Extracted records:
-------

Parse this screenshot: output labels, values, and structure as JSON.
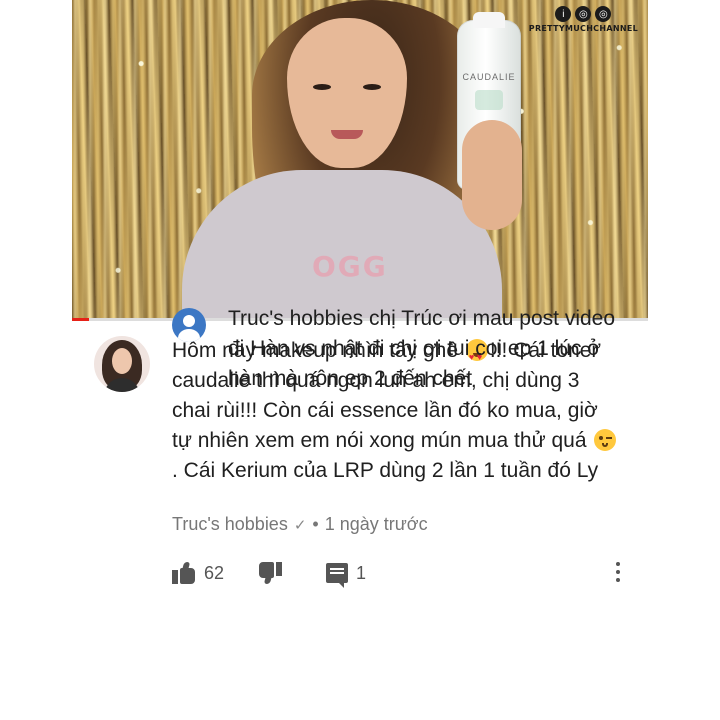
{
  "video": {
    "channel_name": "PRETTYMUCHCHANNEL",
    "channel_icons": [
      "info-icon",
      "camera-icon",
      "camera-icon"
    ],
    "bottle_brand": "CAUDALIE",
    "shirt_text": "OGG",
    "progress": 0.03,
    "accent_color": "#e62117"
  },
  "comment": {
    "text_part1": "Hôm nay makeup nhìn tây ghê ",
    "emoji1": "heart-eyes-emoji",
    "text_part2": "!!! Cái toner caudalie thì quá ngon lun ah em, chị dùng 3 chai rùi!!! Còn cái essence lần đó ko mua, giờ tự nhiên xem em nói xong mún mua thử quá ",
    "emoji2": "winking-emoji",
    "text_part3": ". Cái Kerium của LRP dùng 2 lần 1 tuần đó Ly",
    "author": "Truc's hobbies",
    "check": "✓",
    "separator": "•",
    "time": "1 ngày trước",
    "like_count": "62",
    "reply_count": "1"
  },
  "reply": {
    "author": "Truc's hobbies",
    "text": " chị Trúc ơi mau post video đi Hàn vs nhật đi chị ơi tui coi ep 1 lúc ở hàn mà nôn ep 2 đến chết"
  }
}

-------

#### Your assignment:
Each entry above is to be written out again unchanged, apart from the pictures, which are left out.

#### Response for this exercise:
Parse this screenshot: output labels, values, and structure as JSON.
{
  "video": {
    "channel_name": "PRETTYMUCHCHANNEL",
    "channel_icons": [
      "info-icon",
      "camera-icon",
      "camera-icon"
    ],
    "bottle_brand": "CAUDALIE",
    "shirt_text": "OGG",
    "progress": 0.03,
    "accent_color": "#e62117"
  },
  "comment": {
    "text_part1": "Hôm nay makeup nhìn tây ghê ",
    "emoji1": "heart-eyes-emoji",
    "text_part2": "!!! Cái toner caudalie thì quá ngon lun ah em, chị dùng 3 chai rùi!!! Còn cái essence lần đó ko mua, giờ tự nhiên xem em nói xong mún mua thử quá ",
    "emoji2": "winking-emoji",
    "text_part3": ". Cái Kerium của LRP dùng 2 lần 1 tuần đó Ly",
    "author": "Truc's hobbies",
    "check": "✓",
    "separator": "•",
    "time": "1 ngày trước",
    "like_count": "62",
    "reply_count": "1"
  },
  "reply": {
    "author": "Truc's hobbies",
    "text": " chị Trúc ơi mau post video đi Hàn vs nhật đi chị ơi tui coi ep 1 lúc ở hàn mà nôn ep 2 đến chết"
  }
}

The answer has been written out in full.